I’m back into music after a hiatus. My most recent efforts (mainly in the 2010s) were composing to picture with (mostly) orchestral samples. While studio rats had been using multiband compression for years, amateur computer-oriented musicians only started getting our hand on it in that timeframe. The technology brought my masters to the next level.
With Gig Performer, I’m developing a one-man-band with backing tracks set for micro-venues. Naturally, I’m approaching it from an auto-mastering point of view, rather than a mixing-board-with live-engineer world. One of the first things I did was put a multiband compressor in my global rackspace. I just threw some free VST at it to start.
Today, I got the demo of Waves L3. Wow. I put L3-LL Multimaximizer (1.5ms latency) just before the output, and after perusing some - and choosing one - preset, the result is just what I wanted. I ended up with the Donal Hodgseon preset, pulled the output down a touch, and I’m there. I’ve gone with the L3-LL Ultramaximizer (it’s simpler, with lower CPU load - for ear protection) on the monitor (headphone) output. The MON out put can include a click, as well as a personal mix.
I’ll also demo the F6 Floating Band Dynamic EQ. I can use it for poking a hole in the bass for the kick drum. I might also use it for vocals. It also has low-latency for live performance and does its magic hands-free. We will see.

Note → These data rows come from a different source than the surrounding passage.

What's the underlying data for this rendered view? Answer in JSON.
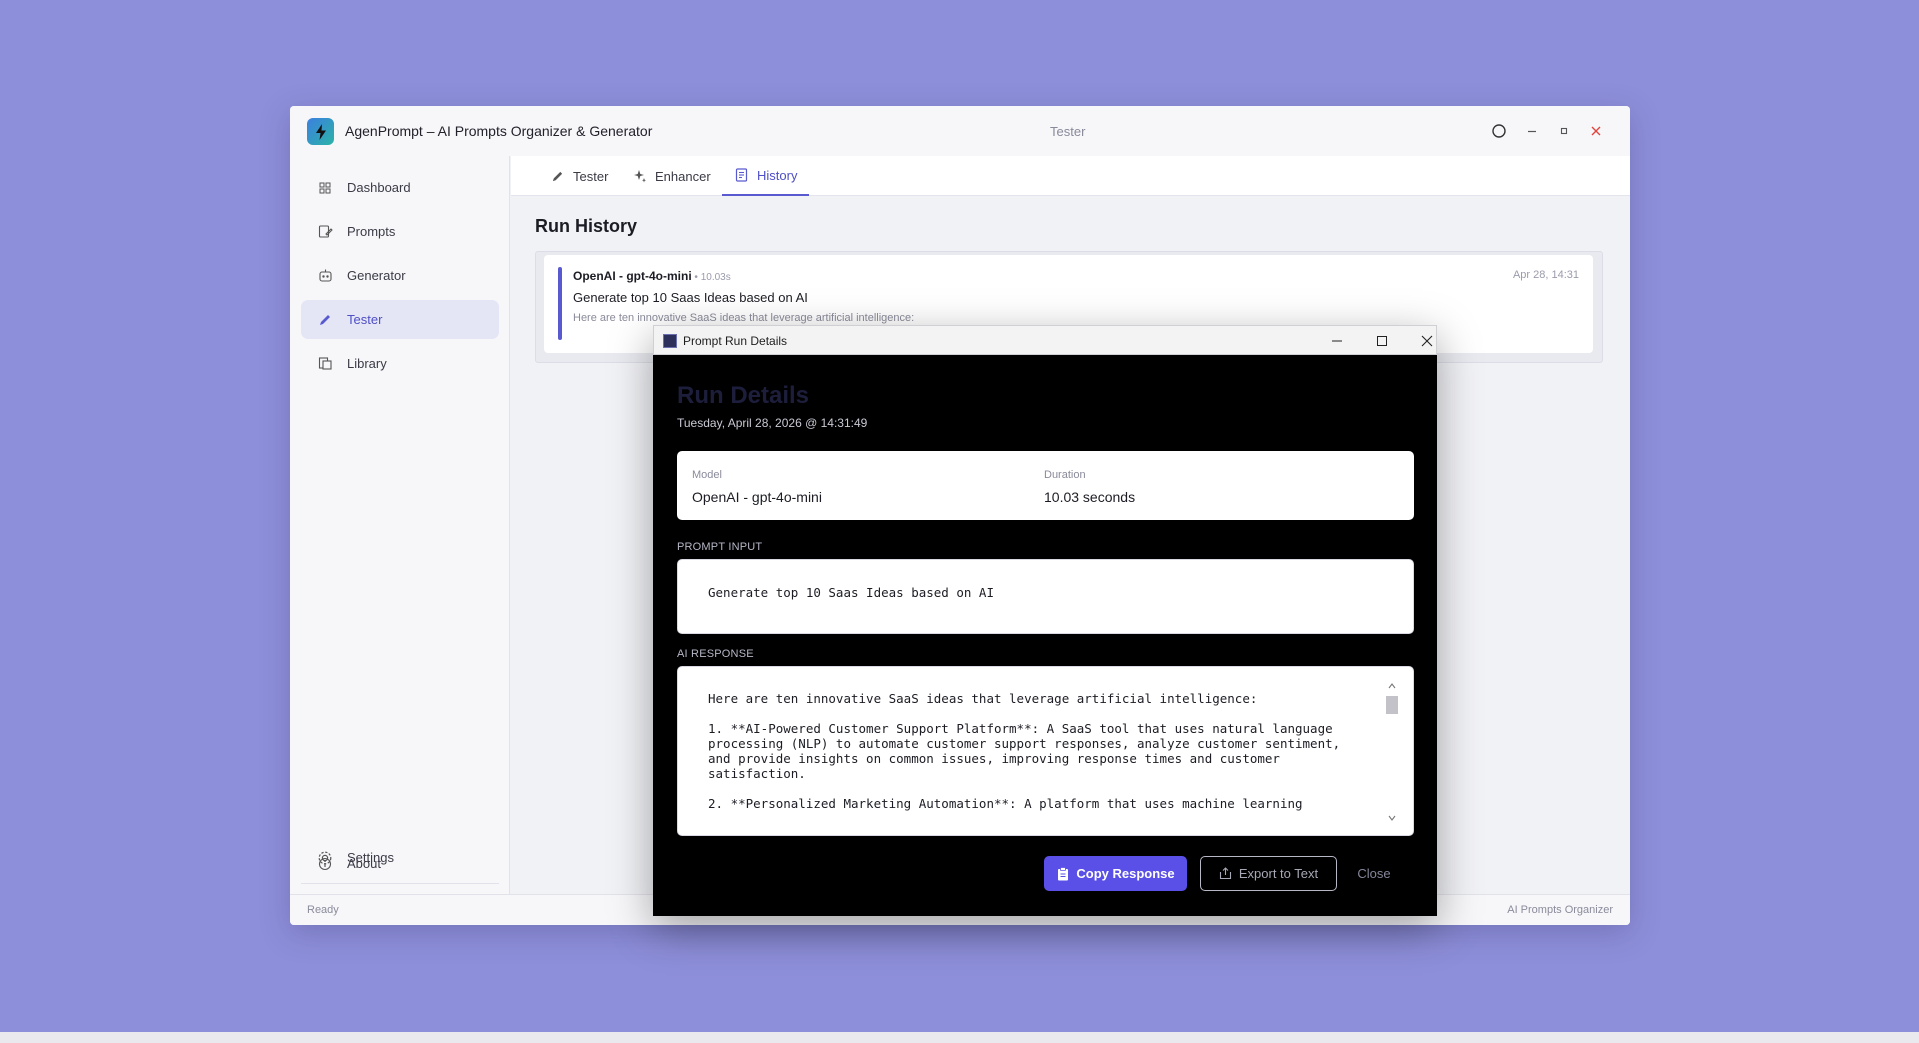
{
  "app": {
    "title": "AgenPrompt – AI Prompts Organizer & Generator",
    "center_title": "Tester",
    "status_left": "Ready",
    "status_right": "AI Prompts Organizer"
  },
  "sidebar": {
    "items": [
      {
        "label": "Dashboard",
        "icon": "grid-icon"
      },
      {
        "label": "Prompts",
        "icon": "edit-document-icon"
      },
      {
        "label": "Generator",
        "icon": "robot-icon"
      },
      {
        "label": "Tester",
        "icon": "pencil-icon",
        "active": true
      },
      {
        "label": "Library",
        "icon": "library-icon"
      }
    ],
    "bottom_items": [
      {
        "label": "About",
        "icon": "info-icon"
      },
      {
        "label": "Settings",
        "icon": "gear-icon"
      }
    ]
  },
  "tabs": [
    {
      "label": "Tester",
      "icon": "pencil-icon"
    },
    {
      "label": "Enhancer",
      "icon": "sparkle-icon"
    },
    {
      "label": "History",
      "icon": "history-icon",
      "active": true
    }
  ],
  "history": {
    "heading": "Run History",
    "entries": [
      {
        "provider": "OpenAI - gpt-4o-mini",
        "duration": " • 10.03s",
        "date": "Apr 28, 14:31",
        "title": "Generate top 10 Saas Ideas based on AI",
        "snippet": "Here are ten innovative SaaS ideas that leverage artificial intelligence:"
      }
    ]
  },
  "dialog": {
    "window_title": "Prompt Run Details",
    "heading": "Run Details",
    "datetime": "Tuesday, April 28, 2026 @ 14:31:49",
    "model_label": "Model",
    "model_value": "OpenAI - gpt-4o-mini",
    "duration_label": "Duration",
    "duration_value": "10.03 seconds",
    "prompt_label": "PROMPT INPUT",
    "prompt_text": "Generate top 10 Saas Ideas based on AI",
    "response_label": "AI RESPONSE",
    "response_text": "Here are ten innovative SaaS ideas that leverage artificial intelligence:\n\n1. **AI-Powered Customer Support Platform**: A SaaS tool that uses natural language\nprocessing (NLP) to automate customer support responses, analyze customer sentiment,\nand provide insights on common issues, improving response times and customer\nsatisfaction.\n\n2. **Personalized Marketing Automation**: A platform that uses machine learning",
    "copy_label": "Copy Response",
    "export_label": "Export to Text",
    "close_label": "Close"
  },
  "colors": {
    "desktop": "#8e8fda",
    "accent": "#5a5ad0",
    "primary_button": "#5a4fe6",
    "close_red": "#e0443e"
  }
}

What led me to the Waves family (in addition to its reputation a decade or two ago) was the need for an octave doubler on the guitar. Line 6 has Helix Poly Capo, which seems to be excellent, but I didn’t find a standalone version. Waves recently released their Vocal Bender product for retuning voice. I downloaded the demo. It works well on single notes, has variable formant, and sounds good, so I’m good to go.
In my specific use, I need to play on the upper frets and double an octave down. (doublers respond more quickly to high, frequencies, so I prefer to double down, rather than up.) I tried a free octave doubler, but it got very weak on the high notes. Vocal Bender stays strong across the full range of the guitar. Oh, and I mapped a pedal to the formant, so I can change the tone from a sine wave to gritty.

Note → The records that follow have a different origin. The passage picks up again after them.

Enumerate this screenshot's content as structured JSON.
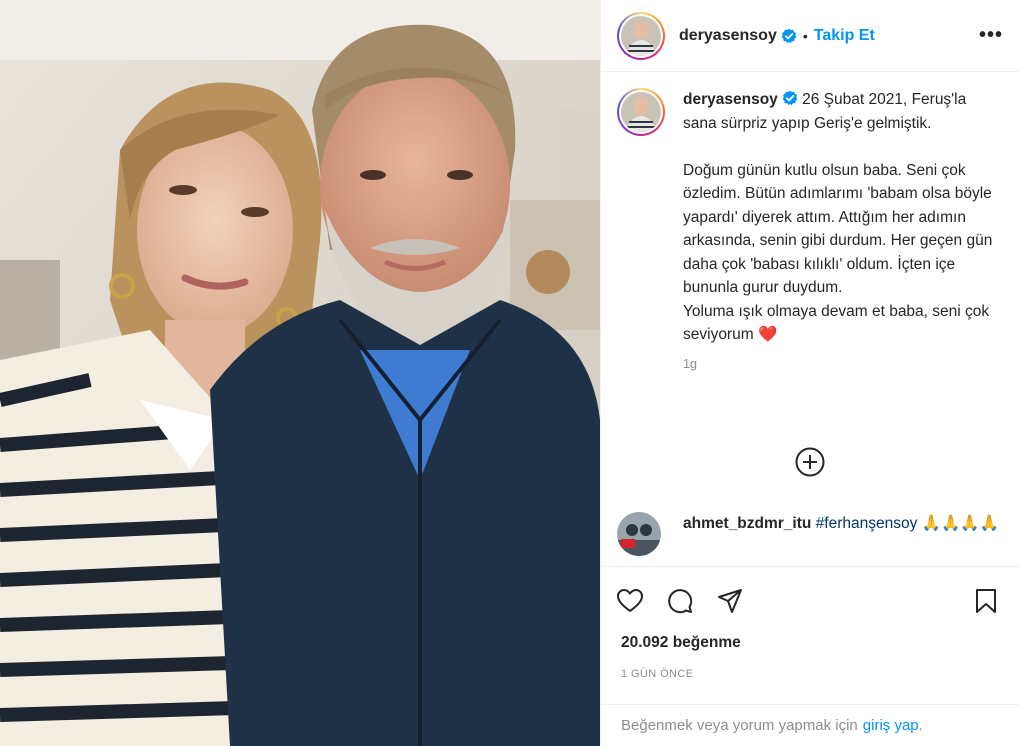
{
  "post": {
    "username": "deryasensoy",
    "follow_label": "Takip Et",
    "more_icon": "more-options-icon",
    "verified_color": "#0095f6"
  },
  "caption": {
    "username": "deryasensoy",
    "date_text": "26 Şubat 2021,",
    "text": "Feruş'la sana sürpriz yapıp Geriş'e gelmiştik.\n\nDoğum günün kutlu olsun baba. Seni çok özledim. Bütün adımlarımı 'babam olsa böyle yapardı' diyerek attım. Attığım her adımın arkasında, senin gibi durdum. Her geçen gün daha çok 'babası kılıklı' oldum. İçten içe bununla gurur duydum.\nYoluma ışık olmaya devam et baba, seni çok seviyorum ",
    "heart": "❤️",
    "age": "1g"
  },
  "comment": {
    "username": "ahmet_bzdmr_itu",
    "hashtag": "#ferhanşensoy",
    "emoji": "🙏🙏🙏🙏"
  },
  "stats": {
    "likes": "20.092 beğenme",
    "date": "1 GÜN ÖNCE"
  },
  "footer": {
    "text": "Beğenmek veya yorum yapmak için",
    "link": "giriş yap",
    "suffix": "."
  },
  "colors": {
    "link": "#0095f6",
    "text": "#262626",
    "muted": "#8e8e8e",
    "border": "#efefef"
  }
}
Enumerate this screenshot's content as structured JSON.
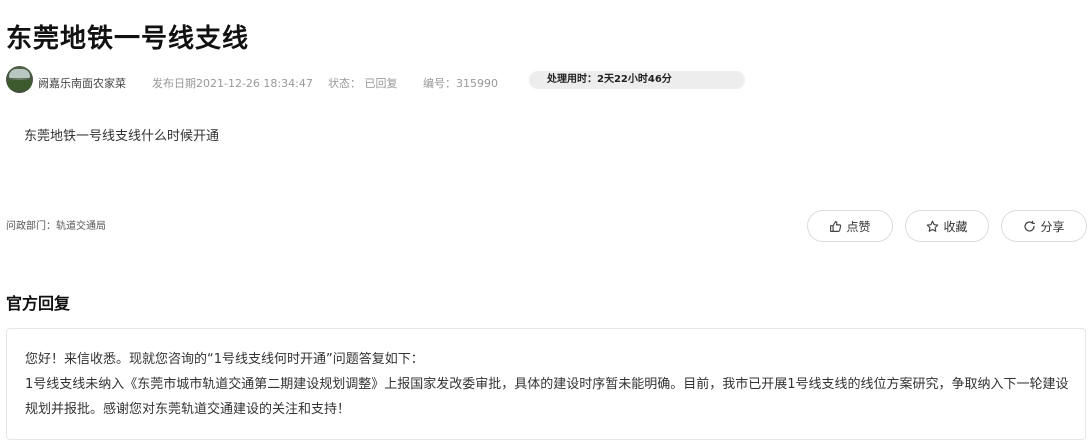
{
  "title": "东莞地铁一号线支线",
  "meta": {
    "author": "阙嘉乐南面农家菜",
    "publish_date": "发布日期2021-12-26 18:34:47",
    "status": "状态： 已回复",
    "number": "编号：315990",
    "processing_time": "处理用时：2天22小时46分"
  },
  "question": "东莞地铁一号线支线什么时候开通",
  "department": "问政部门：轨道交通局",
  "actions": {
    "like": "点赞",
    "favorite": "收藏",
    "share": "分享"
  },
  "official_reply": {
    "heading": "官方回复",
    "greeting": "您好！来信收悉。现就您咨询的“1号线支线何时开通”问题答复如下：",
    "body": "1号线支线未纳入《东莞市城市轨道交通第二期建设规划调整》上报国家发改委审批，具体的建设时序暂未能明确。目前，我市已开展1号线支线的线位方案研究，争取纳入下一轮建设规划并报批。感谢您对东莞轨道交通建设的关注和支持！"
  },
  "icons": {
    "like": "thumbs-up-icon",
    "favorite": "star-icon",
    "share": "share-icon"
  }
}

The last thing I tried is Tune Real Time, which is an autotuner with low latency that can be subtle. I’m no great vocalist. It will take me some time to see if I like it.

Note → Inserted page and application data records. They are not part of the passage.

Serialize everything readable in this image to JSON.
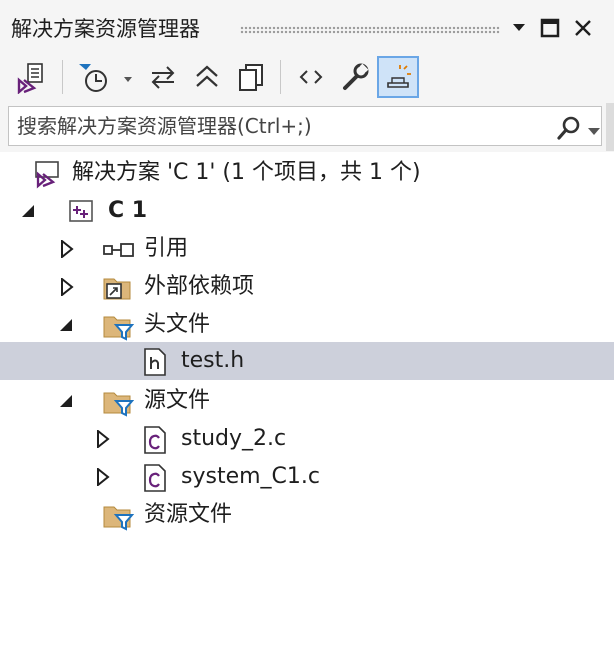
{
  "panel": {
    "title": "解决方案资源管理器"
  },
  "search": {
    "placeholder": "搜索解决方案资源管理器(Ctrl+;)"
  },
  "tree": {
    "solution_label": "解决方案 'C 1' (1 个项目，共 1 个)",
    "project_label": "C 1",
    "references_label": "引用",
    "external_deps_label": "外部依赖项",
    "header_files_label": "头文件",
    "test_h_label": "test.h",
    "source_files_label": "源文件",
    "study_c_label": "study_2.c",
    "system_c_label": "system_C1.c",
    "resource_files_label": "资源文件"
  },
  "colors": {
    "selected_row": "#cdd0db",
    "folder": "#dcb67a",
    "filter": "#1e73be",
    "vs_purple": "#68217a"
  }
}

All in all, these plugs have low latency, the CPU hit is reasonable, and they seem to have good quality. The Vocal Bender is really good for single guitar notes. The L3 impresses me right out of the box. I haven’t yet played with the F6 dynamic EQ, aside from adding it to the vocal chain and giving it a vocal preset (kill the lows and clarify the high mids), but I’m confident that it will work well. On the autotuner, I’ll need to buy it and play with it for a good long while to see it it’s useful or not. I simply can’t tell in real time, and for every improvement, there can be an artifact, so the jury is out.
The nice things are that the collection of plugins is gigantic (too much choice, frankly), the barrier to entry is low, it’s not some free thing from an unknown (malware) source, it has low-latency options, the CPU load is reasonable, the user interfaces are clear, and they do good quality work.
I’m not a fanboy, and I don’t expect to become a plugin addict. I’m just looking to solve problems. Autotune might or might not be valuable. A detuner is just an effect that people might not need. The dynamic EQ might be a step too far for many (though it might be a good addition to the vocal chain for singers.) The big winner, to me and probably for anybody doing solo work with backing, is the L3. It instantly took my sound from “it never sounds quite right no matter how I mix it” to “harmonious” and “integrated.”
Hey, the demos are free. Check it out.